Homicidal parents differ from other homicidal persons. Prevention of suicides is also expected to prevent homicide mortality among children.
This study searched for gender differences in filicidal offense characteristics and associated variables.
In this bi-national register-based study all filicide perpetrators (75 mothers and 45 fathers) and their crimes in Austria and Finland 1995-2005 were examined for putative gender differences. The assessed variables were associated with the offense characteristics, the offenders' socioeconomic and criminal history, and related stressful events.
Mothers had previously committed violent offenses less often than fathers (5% vs. 28%, p
Approximately 10% of the homicides in Finland are committed by females.

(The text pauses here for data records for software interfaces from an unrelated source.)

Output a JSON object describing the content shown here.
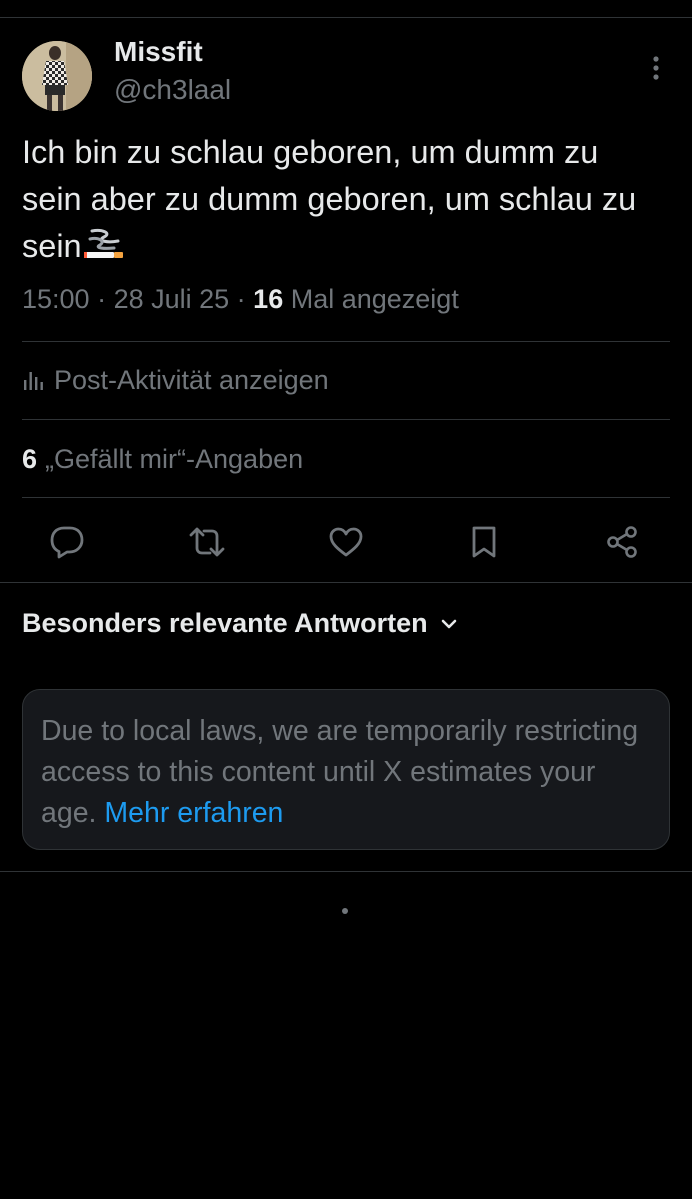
{
  "colors": {
    "background": "#000000",
    "text_primary": "#e7e9ea",
    "text_secondary": "#71767b",
    "divider": "#2f3336",
    "link": "#1d9bf0",
    "notice_bg": "#16181c"
  },
  "post": {
    "author": {
      "display_name": "Missfit",
      "handle": "@ch3laal"
    },
    "text": "Ich bin zu schlau geboren, um dumm zu sein aber zu dumm geboren, um schlau zu sein",
    "emoji": "smoking-cigarette",
    "meta": {
      "time": "15:00",
      "sep1": " · ",
      "date": "28 Juli 25",
      "sep2": " · ",
      "views_count": "16",
      "views_label": " Mal angezeigt"
    },
    "activity_label": "Post-Aktivität anzeigen",
    "likes": {
      "count": "6",
      "label": "„Gefällt mir“-Angaben"
    },
    "actions": [
      {
        "name": "reply",
        "icon": "speech-bubble-icon"
      },
      {
        "name": "repost",
        "icon": "repost-arrows-icon"
      },
      {
        "name": "like",
        "icon": "heart-icon"
      },
      {
        "name": "bookmark",
        "icon": "bookmark-icon"
      },
      {
        "name": "share",
        "icon": "share-nodes-icon"
      }
    ]
  },
  "replies": {
    "sort_label": "Besonders relevante Antworten",
    "notice": {
      "text": "Due to local laws, we are temporarily restricting access to this content until X estimates your age. ",
      "link_text": "Mehr erfahren"
    }
  }
}
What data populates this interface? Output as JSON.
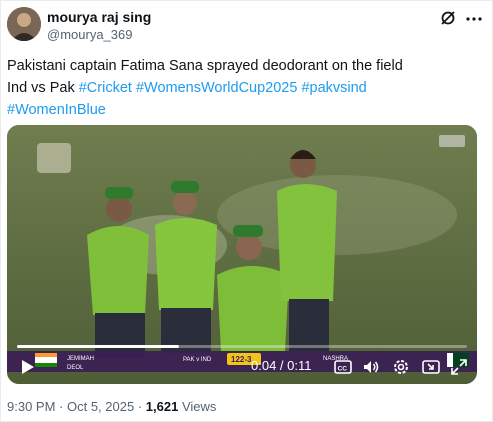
{
  "author": {
    "name": "mourya raj sing",
    "handle": "@mourya_369",
    "avatar_icon": "profile-photo"
  },
  "header_icons": [
    "grok-icon",
    "more-options-icon"
  ],
  "tweet": {
    "line1": "Pakistani captain Fatima Sana sprayed deodorant on the field",
    "line2_prefix": " Ind vs Pak ",
    "hashtags": [
      "#Cricket",
      "#WomensWorldCup2025",
      "#pakvsind",
      "#WomenInBlue"
    ]
  },
  "video": {
    "current_time": "0:04",
    "duration": "0:11",
    "progress": 0.36,
    "scorebar": {
      "player": "JEMIMAH",
      "player2": "DEOL",
      "match": "PAK v IND",
      "score": "122-3",
      "bowler": "NASHRA"
    },
    "controls": [
      "play-icon",
      "captions-icon",
      "volume-icon",
      "settings-icon",
      "pip-icon",
      "fullscreen-icon"
    ]
  },
  "meta": {
    "time": "9:30 PM",
    "date": "Oct 5, 2025",
    "views_count": "1,621",
    "views_label": "Views"
  },
  "colors": {
    "link": "#1d9bf0",
    "text": "#0f1419",
    "secondary": "#536471",
    "jersey": "#7fbf3a"
  }
}
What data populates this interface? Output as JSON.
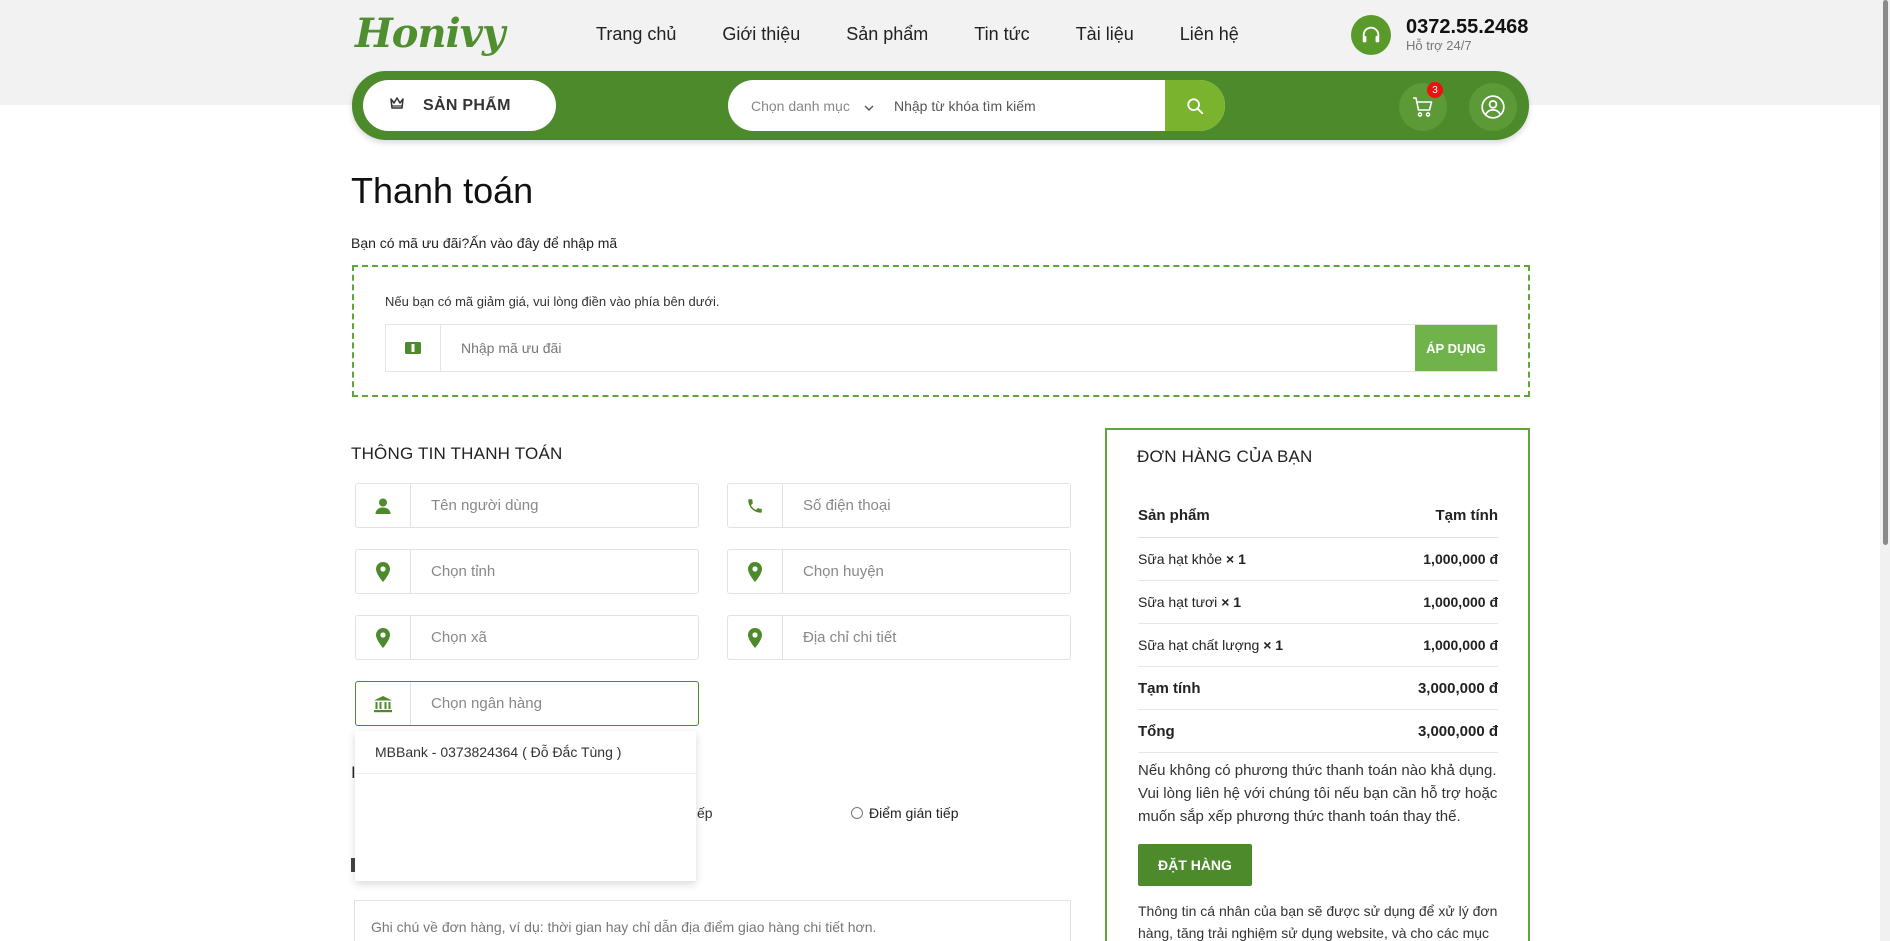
{
  "brand": {
    "logo_text": "Honivy"
  },
  "nav": {
    "items": [
      {
        "label": "Trang chủ"
      },
      {
        "label": "Giới thiệu"
      },
      {
        "label": "Sản phẩm"
      },
      {
        "label": "Tin tức"
      },
      {
        "label": "Tài liệu"
      },
      {
        "label": "Liên hệ"
      }
    ]
  },
  "hotline": {
    "number": "0372.55.2468",
    "sub": "Hỗ trợ 24/7",
    "icon": "headset-icon"
  },
  "toolbar": {
    "products_label": "SẢN PHẨM",
    "category_placeholder": "Chọn danh mục",
    "search_placeholder": "Nhập từ khóa tìm kiếm",
    "cart_count": "3"
  },
  "page": {
    "title": "Thanh toán",
    "coupon_prompt": "Bạn có mã ưu đãi?Ấn vào đây để nhập mã",
    "coupon_note": "Nếu bạn có mã giảm giá, vui lòng điền vào phía bên dưới.",
    "coupon_placeholder": "Nhập mã ưu đãi",
    "apply_label": "ÁP DỤNG"
  },
  "billing": {
    "title": "THÔNG TIN THANH TOÁN",
    "fields": {
      "name": "Tên người dùng",
      "phone": "Số điện thoại",
      "province": "Chọn tỉnh",
      "district": "Chọn huyện",
      "ward": "Chọn xã",
      "address": "Địa chỉ chi tiết",
      "bank": "Chọn ngân hàng"
    },
    "bank_options": [
      "MBBank - 0373824364 ( Đỗ Đắc Tùng )"
    ],
    "radio_partial": "ếp",
    "radio_indirect": "Điểm gián tiếp",
    "notes_placeholder": "Ghi chú về đơn hàng, ví dụ: thời gian hay chỉ dẫn địa điểm giao hàng chi tiết hơn."
  },
  "order": {
    "title": "ĐƠN HÀNG CỦA BẠN",
    "col_product": "Sản phẩm",
    "col_subtotal": "Tạm tính",
    "items": [
      {
        "name": "Sữa hạt khỏe",
        "qty": "× 1",
        "price": "1,000,000 đ"
      },
      {
        "name": "Sữa hạt tươi",
        "qty": "× 1",
        "price": "1,000,000 đ"
      },
      {
        "name": "Sữa hạt chất lượng",
        "qty": "× 1",
        "price": "1,000,000 đ"
      }
    ],
    "subtotal_label": "Tạm tính",
    "subtotal_value": "3,000,000 đ",
    "total_label": "Tổng",
    "total_value": "3,000,000 đ",
    "payment_note": "Nếu không có phương thức thanh toán nào khả dụng. Vui lòng liên hệ với chúng tôi nếu bạn cần hỗ trợ hoặc muốn sắp xếp phương thức thanh toán thay thế.",
    "place_order": "ĐẶT HÀNG",
    "privacy": "Thông tin cá nhân của bạn sẽ được sử dụng để xử lý đơn hàng, tăng trải nghiệm sử dụng website, và cho các mục"
  },
  "colors": {
    "primary": "#4c8a2b",
    "accent": "#7ab42f",
    "badge": "#e11111"
  }
}
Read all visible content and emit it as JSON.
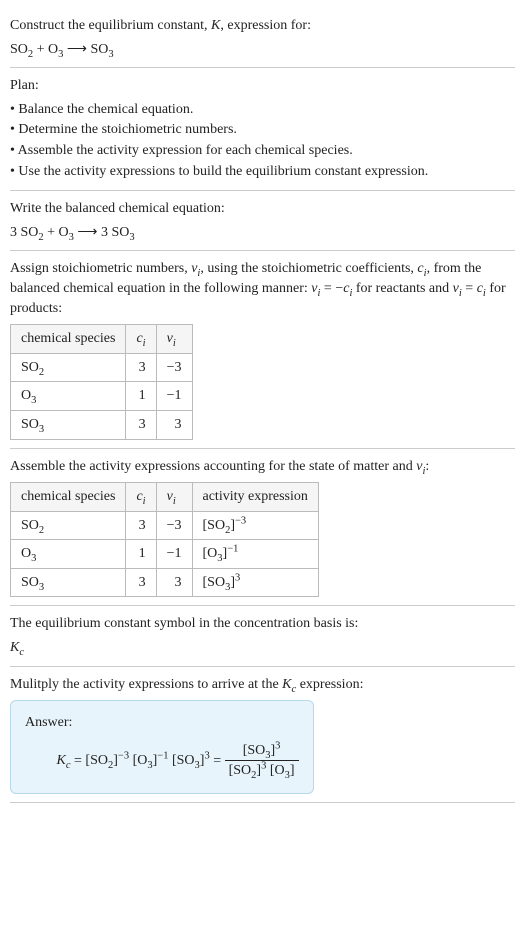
{
  "title_line1": "Construct the equilibrium constant, K, expression for:",
  "title_eq_lhs": "SO",
  "title_eq": "SO₂ + O₃ ⟶ SO₃",
  "plan_label": "Plan:",
  "plan_items": [
    "• Balance the chemical equation.",
    "• Determine the stoichiometric numbers.",
    "• Assemble the activity expression for each chemical species.",
    "• Use the activity expressions to build the equilibrium constant expression."
  ],
  "balanced_label": "Write the balanced chemical equation:",
  "balanced_eq": "3 SO₂ + O₃ ⟶ 3 SO₃",
  "stoich_intro_a": "Assign stoichiometric numbers, νᵢ, using the stoichiometric coefficients, cᵢ, from the balanced chemical equation in the following manner: νᵢ = −cᵢ for reactants and νᵢ = cᵢ for products:",
  "table1": {
    "headers": [
      "chemical species",
      "cᵢ",
      "νᵢ"
    ],
    "rows": [
      [
        "SO₂",
        "3",
        "−3"
      ],
      [
        "O₃",
        "1",
        "−1"
      ],
      [
        "SO₃",
        "3",
        "3"
      ]
    ]
  },
  "assemble_intro": "Assemble the activity expressions accounting for the state of matter and νᵢ:",
  "table2": {
    "headers": [
      "chemical species",
      "cᵢ",
      "νᵢ",
      "activity expression"
    ],
    "rows": [
      {
        "sp": "SO₂",
        "c": "3",
        "v": "−3",
        "act_base": "[SO₂]",
        "act_exp": "−3"
      },
      {
        "sp": "O₃",
        "c": "1",
        "v": "−1",
        "act_base": "[O₃]",
        "act_exp": "−1"
      },
      {
        "sp": "SO₃",
        "c": "3",
        "v": "3",
        "act_base": "[SO₃]",
        "act_exp": "3"
      }
    ]
  },
  "symbol_intro": "The equilibrium constant symbol in the concentration basis is:",
  "symbol_val": "K",
  "symbol_sub": "c",
  "multiply_intro": "Mulitply the activity expressions to arrive at the Kc expression:",
  "answer_label": "Answer:",
  "answer": {
    "kc_lhs": "Kc = ",
    "term1_base": "[SO₂]",
    "term1_exp": "−3",
    "term2_base": "[O₃]",
    "term2_exp": "−1",
    "term3_base": "[SO₃]",
    "term3_exp": "3",
    "frac_num_base": "[SO₃]",
    "frac_num_exp": "3",
    "frac_den_a_base": "[SO₂]",
    "frac_den_a_exp": "3",
    "frac_den_b_base": "[O₃]"
  }
}
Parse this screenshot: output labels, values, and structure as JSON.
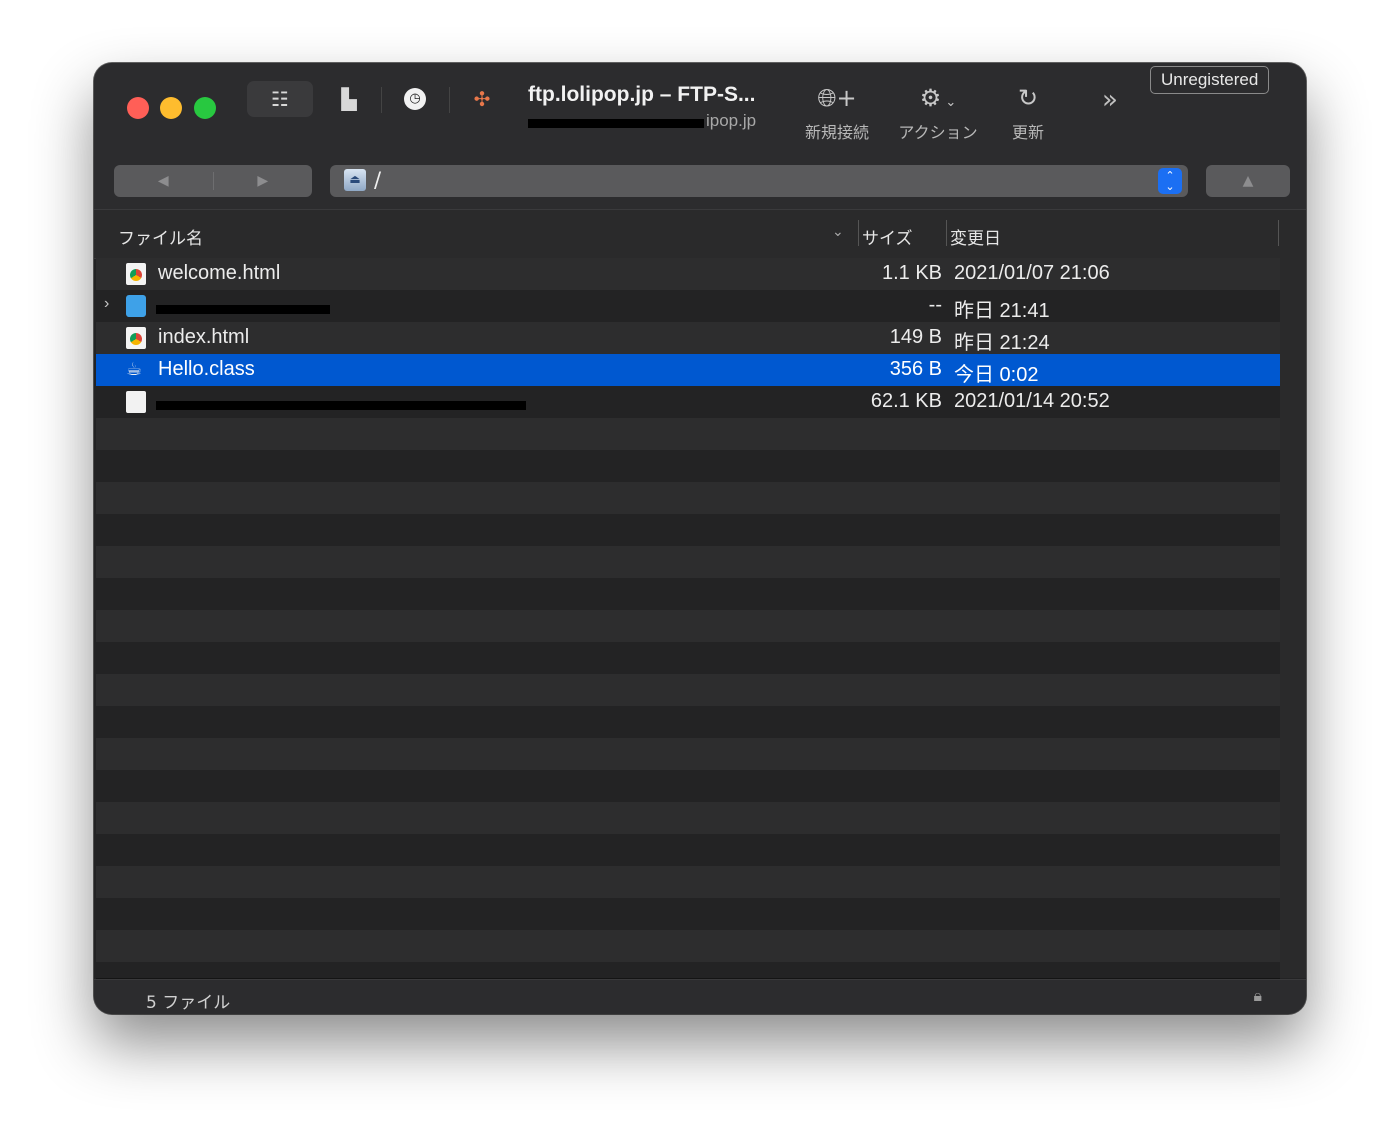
{
  "window": {
    "title": "ftp.lolipop.jp – FTP-S...",
    "subtitle": "ipop.jp"
  },
  "toolbar": {
    "unregistered": "Unregistered",
    "new_connection_label": "新規接続",
    "action_label": "アクション",
    "refresh_label": "更新",
    "more_label": "»"
  },
  "pathbar": {
    "path": "/"
  },
  "columns": {
    "name": "ファイル名",
    "size": "サイズ",
    "modified": "変更日"
  },
  "files": [
    {
      "name": "welcome.html",
      "size": "1.1 KB",
      "modified": "2021/01/07 21:06",
      "icon": "html-file-icon"
    },
    {
      "name": "",
      "size": "--",
      "modified": "昨日 21:41",
      "icon": "folder-icon"
    },
    {
      "name": "index.html",
      "size": "149 B",
      "modified": "昨日 21:24",
      "icon": "html-file-icon"
    },
    {
      "name": "Hello.class",
      "size": "356 B",
      "modified": "今日 0:02",
      "icon": "java-class-icon",
      "selected": true
    },
    {
      "name": "",
      "size": "62.1 KB",
      "modified": "2021/01/14 20:52",
      "icon": "document-icon"
    }
  ],
  "status": {
    "count": "5 ファイル"
  },
  "colors": {
    "selection": "#0058d0",
    "window_bg": "#232324",
    "accent": "#1b6ff3"
  }
}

This study was designed to compare offence circumstances and crime scene behaviour among female and male homicide offenders. The forensic examination reports and crime reports of all female offenders prosecuted for a homicide between 1995 and 2004 were collected and content analysed (n=91). A sample of male offenders was selected for a comparison group. In addition to several bivariate analyses, two multidimensional scaling analyses were conducted to identify the underlying structure of the offence characteristics-related variables in male and female offenders. The results showed that family members were the victims of female offenders more frequently than of male offenders. Child victims were almost always killed by females. No significant difference emerged between the gender groups in the proportion of victims being former intimate partners. The results also showed that different offence characteristics relate to offender gender and type of victim. In male offenders, covering the body relates to moving and hiding an acquaintance victim's body, while in females it relates to emotional detachment and family member victim. For females, post-offence behaviours that relate to seek for help and regret were more frequent than for males. There were only marginal differences in the use of violence between females and males.